[ * we as in community, not necessarily maidsafe.]
JSON-LD is another way of representing RDF schemas/content. But it seems like quite a clear one to me (and is fully compatible with the RDF standard).
An enlightening read on why it exists (in a world with RDF)
and the basics are here:
Being a JSON object, JSON-LD lends itself to a key:value storage system like mutable data, quite nicely.
To me it seems muuuuch simpler/clearer, AND it has some clearly defined resource descriptions (such as
person: https://json-ld.org/contexts/person.jsonld ) ready for reuse.
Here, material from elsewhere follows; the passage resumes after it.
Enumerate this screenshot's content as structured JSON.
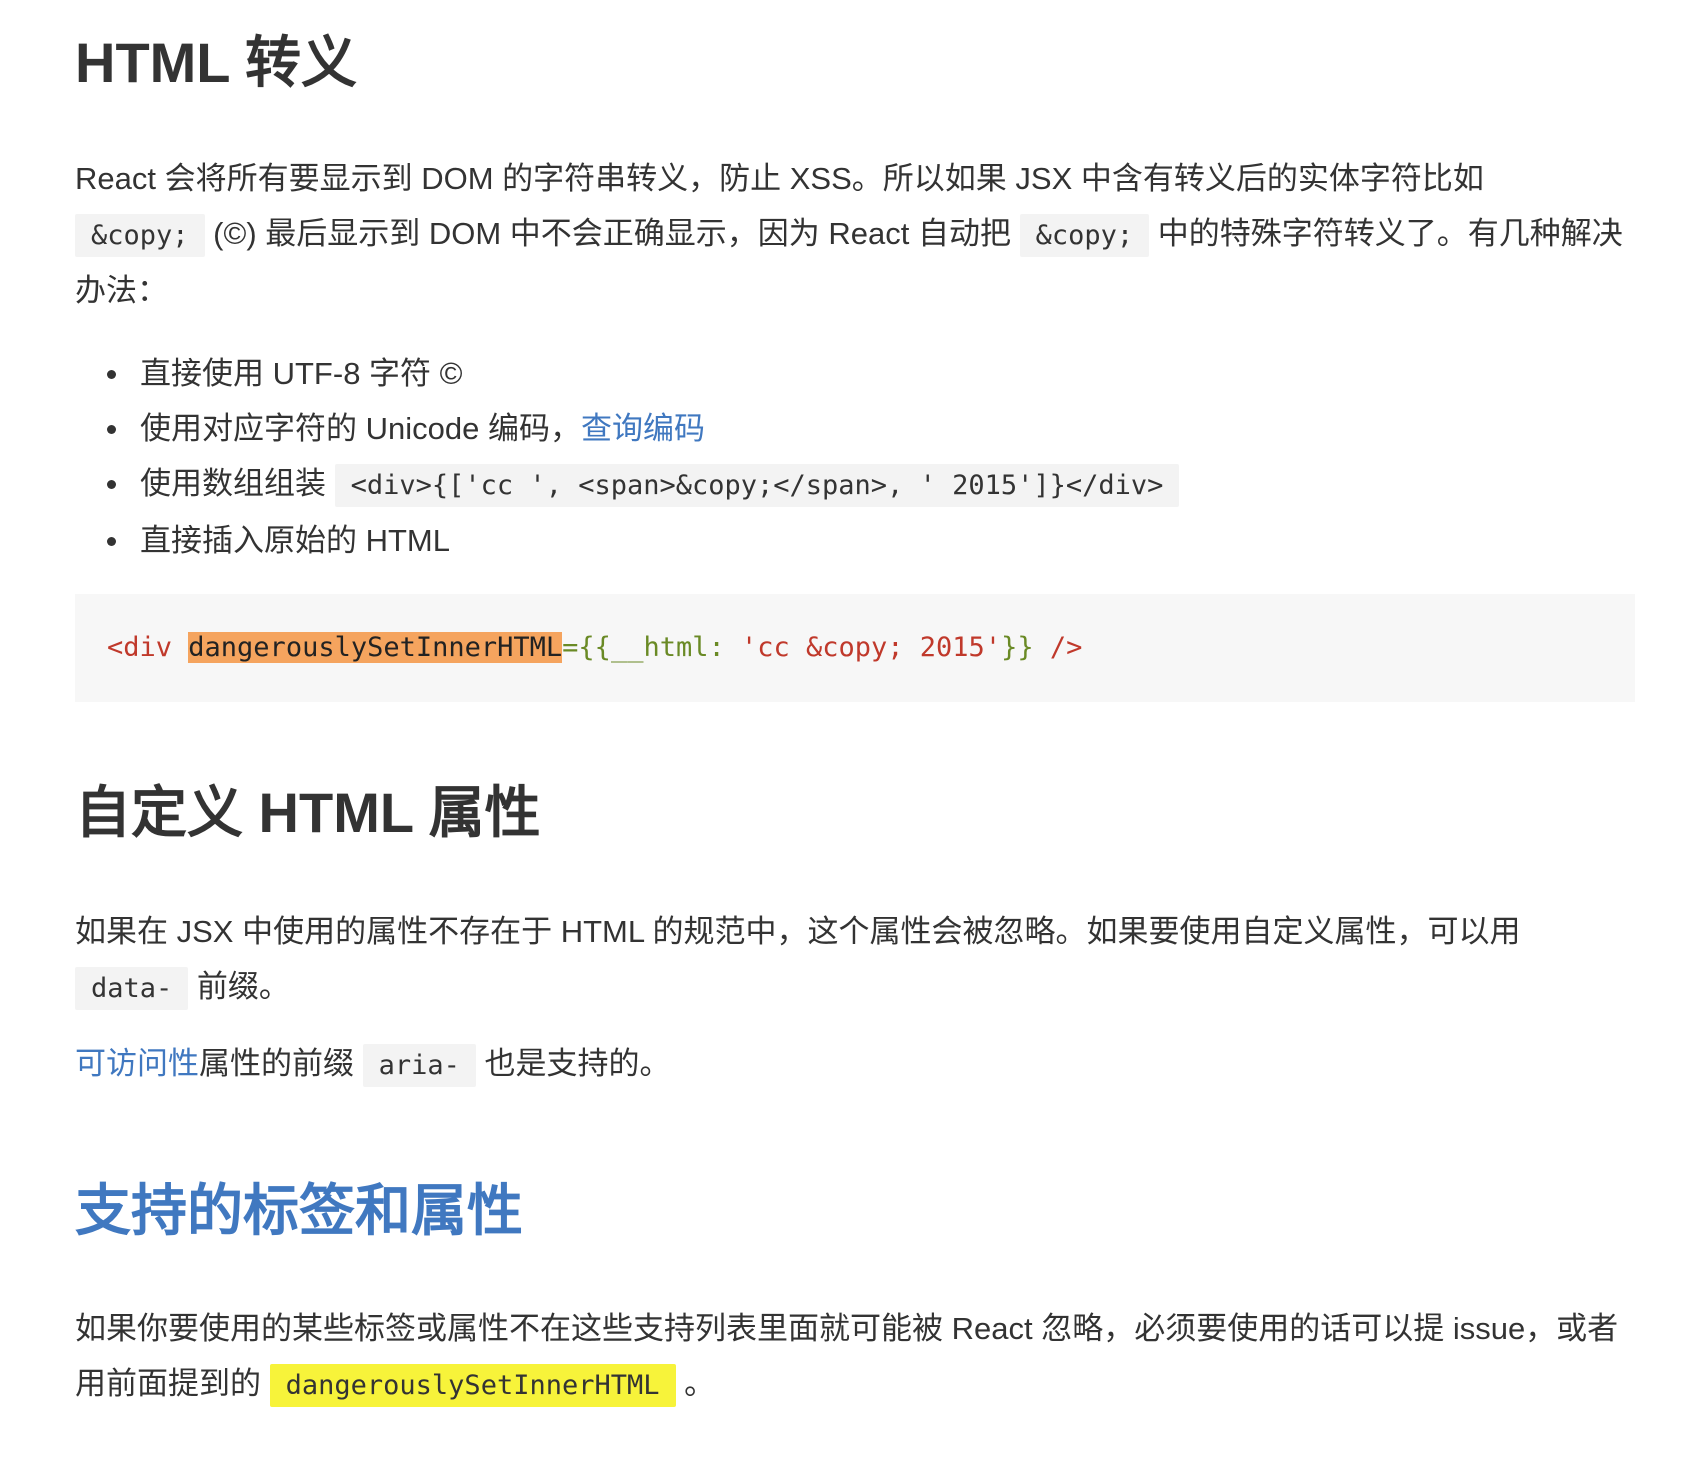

AAAand a handy-dandy tool for exploring the schemas https://json-ld.org/playground/
More reading: https://json-ld.org/learn.html
I think, as a representation of RDF schemas, JSON-LD is leading the pack for me in terms of clarity / usability with the network.
We should probably look (if it’s desirable for the community), at hosting the schemas on the network once we have addressable content. To aid development (and prevent those nasty HTTP requests).
I’m not sure how to make things easier for devs though. How we encourage using such structures…? It seems to me something we want to incentivize in some form (maybe just by making it easy). I’ve no idea how though atm…
I think we should start spitballing around things that could be useful on SAFE. (Nothing gets the ball rolling like getting the ball rolling):
So I’m going to have a look at a User profile (as some sort of
person extension). And what that might look like on SAFE (given that maybe you want to store your full profile, but not let everyone/app see your some parts of that (age or nationality, for example…).
Anyway. I mostly wanted to share some learnings and links. As I feel like I have somewhere to start now!